Date: 
Sunday, July 1, 2018 to Friday, August 31, 2018
Department: 
Computer Science
School: 
School of Engineering

Thematic Area: Education & Gender Equality

Project Guides: Dr. Maneesha Ramesh, Ms. Maya Menon, Mr. Ram Kumar, Ms. Uma G., and Mr. Krishna Nandan

International Partner: Nicholas Fennel and Emma Sumner, University of Manchester, U.K.

Amrita Partner: R.S.D Pragnavi, Sarath Chandrika K., K. Raj Kumar, and Mounika Ravuluri, Department of Computer Science and Engineering

Village: Deurbal, Chhattisgarh

Project Duration: 2 months


Identified Challenge & Aim:

Due to traditional practices of exclusively engaging in agricultural work, many village residents do not feel there is much value in educating their children as they will become farmers as well. This perception has adversely affected the attendance rates in schools as well as the quality of education provided by teachers, who face their own difficulties of strained resources and improper infrastructure. To increase school attendance and improve the quality of education, the team proposed using interactive and engaging online content in conjunction with traditional teaching methods.


The Study/Innovation:

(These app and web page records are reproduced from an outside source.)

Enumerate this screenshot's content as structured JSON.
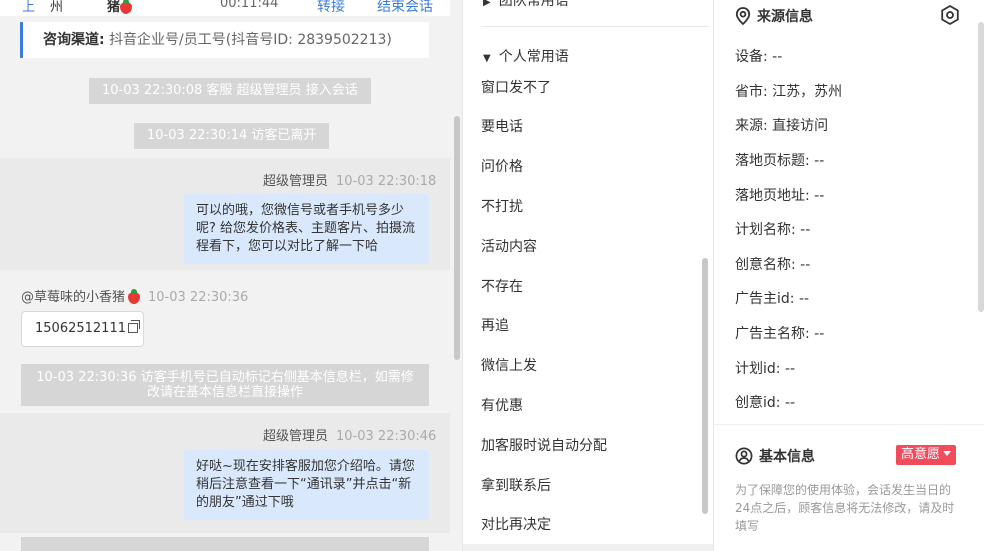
{
  "chat": {
    "header": {
      "left_char": "上",
      "name": "州",
      "name2": "猪",
      "timer": "00:11:44",
      "transfer_label": "转接",
      "end_label": "结束会话"
    },
    "source_card": {
      "label": "咨询渠道:",
      "value": "抖音企业号/员工号(抖音号ID: 2839502213)"
    },
    "system_messages": [
      "10-03 22:30:08 客服 超级管理员 接入会话",
      "10-03 22:30:14 访客已离开",
      "10-03 22:30:36 访客手机号已自动标记右侧基本信息栏，如需修改请在基本信息栏直接操作"
    ],
    "messages": [
      {
        "sender": "超级管理员",
        "time": "10-03 22:30:18",
        "text": "可以的哦，您微信号或者手机号多少呢? 给您发价格表、主题客片、拍摄流程看下，您可以对比了解一下哈"
      },
      {
        "sender": "@草莓味的小香猪",
        "time": "10-03 22:30:36",
        "text": "15062512111"
      },
      {
        "sender": "超级管理员",
        "time": "10-03 22:30:46",
        "text": "好哒~现在安排客服加您介绍哈。请您稍后注意查看一下“通讯录”并点击“新的朋友”通过下哦"
      }
    ]
  },
  "phrases": {
    "team_group_label": "团队常用语",
    "personal_group_label": "个人常用语",
    "items": [
      "窗口发不了",
      "要电话",
      "问价格",
      "不打扰",
      "活动内容",
      "不存在",
      "再追",
      "微信上发",
      "有优惠",
      "加客服时说自动分配",
      "拿到联系后",
      "对比再决定"
    ]
  },
  "info": {
    "source_title": "来源信息",
    "rows": [
      "设备: --",
      "省市: 江苏，苏州",
      "来源: 直接访问",
      "落地页标题: --",
      "落地页地址: --",
      "计划名称: --",
      "创意名称: --",
      "广告主id: --",
      "广告主名称: --",
      "计划id: --",
      "创意id: --"
    ],
    "basic_title": "基本信息",
    "intent_label": "高意愿",
    "notice": "为了保障您的使用体验，会话发生当日的24点之后，顾客信息将无法修改，请及时填写"
  },
  "colors": {
    "accent": "#3b7ddd",
    "bubble": "#d9e8fc",
    "intent": "#f04c5c"
  }
}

Based on analysis of the previous field study and several subsequent group discussion, a plan was devised around two major features to be implemented within the classroom. The first is a mentoring scheme to encourage peer learning, and the second is the introduction of technology-based learning content and activities to increase and maintain student engagement in the curriculum. After several brainstorming sessions, the team designed an in-house software package enabling dynamic recording of sessions and a system to streamline and distribute the recordings onto a portable device such as a tablet or a smartphone. A simplistic front-end was specifically targeted to cater to students and teachers who were not 'tech savvy'. It was noted that most individuals of the village could learn on their own and navigate the software.




The Derubal team

The team spent time in the village testing the effectiveness of the two features in pre-planned lessons and assessments. Data from examinations were collected, alongside continuous feedback from stakeholders and in-class observations, to produce an overall picture on the success of the methods. From the data extracted from the written tests, it was found that the mentoring scheme worked well to improve understanding of the assessed topics. The feedback from stakeholders and the observations made during sessions suggested that the use of technology in the classroom had a positive effect.


Emma Sumner with a student from Deurbal


Addresses Sustainable Development Goals: